The episode ends after our characters leave Grace’s funeral. The Doctor, having obtained her new costume from a charity shop in a pretty funny sequence, enlists their help to create a machine that will help her find her TARDIS. She bids them goodbye as she turns the machine on and is teleported to wherever her TARDIS lands. The only problem is that she accidentally brings Graham, Yasmin, and Ryan along with her, and they’ve ended up being teleported in the middle of space. It’s a pretty shocking turn of the events, and the episode just ends right there, our last image being of our heroes floating in space, seemingly doomed. It’s a pretty great cliffhanger, and I’m extremely glad it existed. One of my biggest worries going into this season was the fact that the production team kept emphasizing how this season would be 10 stand-alone episodes with no overarching series plot. I prefer shows that are a bit serialized, at least. Something that connects the episodes together. It doesn’t need to be super in-depth; it can just be a few lines at the beginning and ends of the episodes that sorta tie it all together. But I want the series to build up to the finale so that the finale has higher stakes than your average episode. My biggest fear with the whole “ten stand-alone episodes” thing was that the finale wouldn’t feel like the culmination of everything that’s happened before it, that it wouldn’t have higher stakes or feel like the resolution to character and plot arcs. My fears have been assuaged, a bit, thanks to this cliffhanger. If this season continues in this regard, I’ll be a lot happier. There’s nothing wrong with ten individual adventures that are started and completed with the confines of a 50 minute episode, but I do like there to be some kind of throughline, whether it’s an overarching plotline or character arcs that last the whole season, that comes to a conclusion in the finale and I’m glad to see that there will be some kind of connective tissue between the episodes. That makes me happy.
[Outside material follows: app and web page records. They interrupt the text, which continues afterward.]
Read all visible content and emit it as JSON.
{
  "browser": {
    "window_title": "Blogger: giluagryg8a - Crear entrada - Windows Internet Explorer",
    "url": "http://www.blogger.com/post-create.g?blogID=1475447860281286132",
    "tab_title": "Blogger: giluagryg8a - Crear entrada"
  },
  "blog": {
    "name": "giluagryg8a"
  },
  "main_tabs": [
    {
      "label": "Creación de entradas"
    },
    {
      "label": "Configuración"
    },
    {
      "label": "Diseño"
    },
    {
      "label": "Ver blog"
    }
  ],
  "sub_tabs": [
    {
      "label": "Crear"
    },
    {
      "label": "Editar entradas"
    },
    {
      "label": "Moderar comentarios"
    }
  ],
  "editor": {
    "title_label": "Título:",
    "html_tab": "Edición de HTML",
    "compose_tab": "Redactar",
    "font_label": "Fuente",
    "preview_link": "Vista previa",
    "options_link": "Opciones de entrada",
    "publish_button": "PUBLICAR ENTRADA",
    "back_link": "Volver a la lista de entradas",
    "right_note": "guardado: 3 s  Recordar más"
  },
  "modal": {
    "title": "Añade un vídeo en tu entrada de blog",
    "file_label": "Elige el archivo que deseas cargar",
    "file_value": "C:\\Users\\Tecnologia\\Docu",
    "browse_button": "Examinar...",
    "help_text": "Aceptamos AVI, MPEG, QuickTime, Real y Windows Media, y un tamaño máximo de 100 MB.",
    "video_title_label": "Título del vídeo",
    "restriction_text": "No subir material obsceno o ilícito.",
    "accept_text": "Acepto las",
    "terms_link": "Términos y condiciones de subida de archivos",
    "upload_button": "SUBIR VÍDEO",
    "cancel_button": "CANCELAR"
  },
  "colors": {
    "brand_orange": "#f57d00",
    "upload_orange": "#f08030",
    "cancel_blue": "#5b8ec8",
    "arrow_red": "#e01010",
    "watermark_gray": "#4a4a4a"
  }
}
All in all, The Women Who Fell to Earth is a really strong beginning to the Thirteenth Doctor’s era. It’s easily the best episode Chris Chibnall has written for the show. The plot, while nothing amazing or innovating, is completely serviceable and achieves everything it sets out to achieve. The characters are all really captivating and interesting and you’re immediately hooked into their stories and interested to see them grow and change. Tosin Cole’s Ryan is probably given the most to do out of any of the companions, but both Graham and Yasmin have some interesting stuff set up that I’m sure will pay off as the series goes on. This episode looks stunning. It’s clear that the budget for the show has either increased or more is being able to be done for less money. The new cameras help add a cinematic flair to the show that brings it up to date with other shows of its ilk. Segun Akinola (the new composer) provides a score that’s both evocative and understated. The music never calls attention to itself, but it always ends up working with the visuals and acting to help each scene pull of all that it’s trying to pull off. At the end of the day, this episode is a really promising start to the season. It was exciting and emotional and it left me wanting more from the characters and excited to see what happens next. What more can you ask for?
4.5 out of 5 wands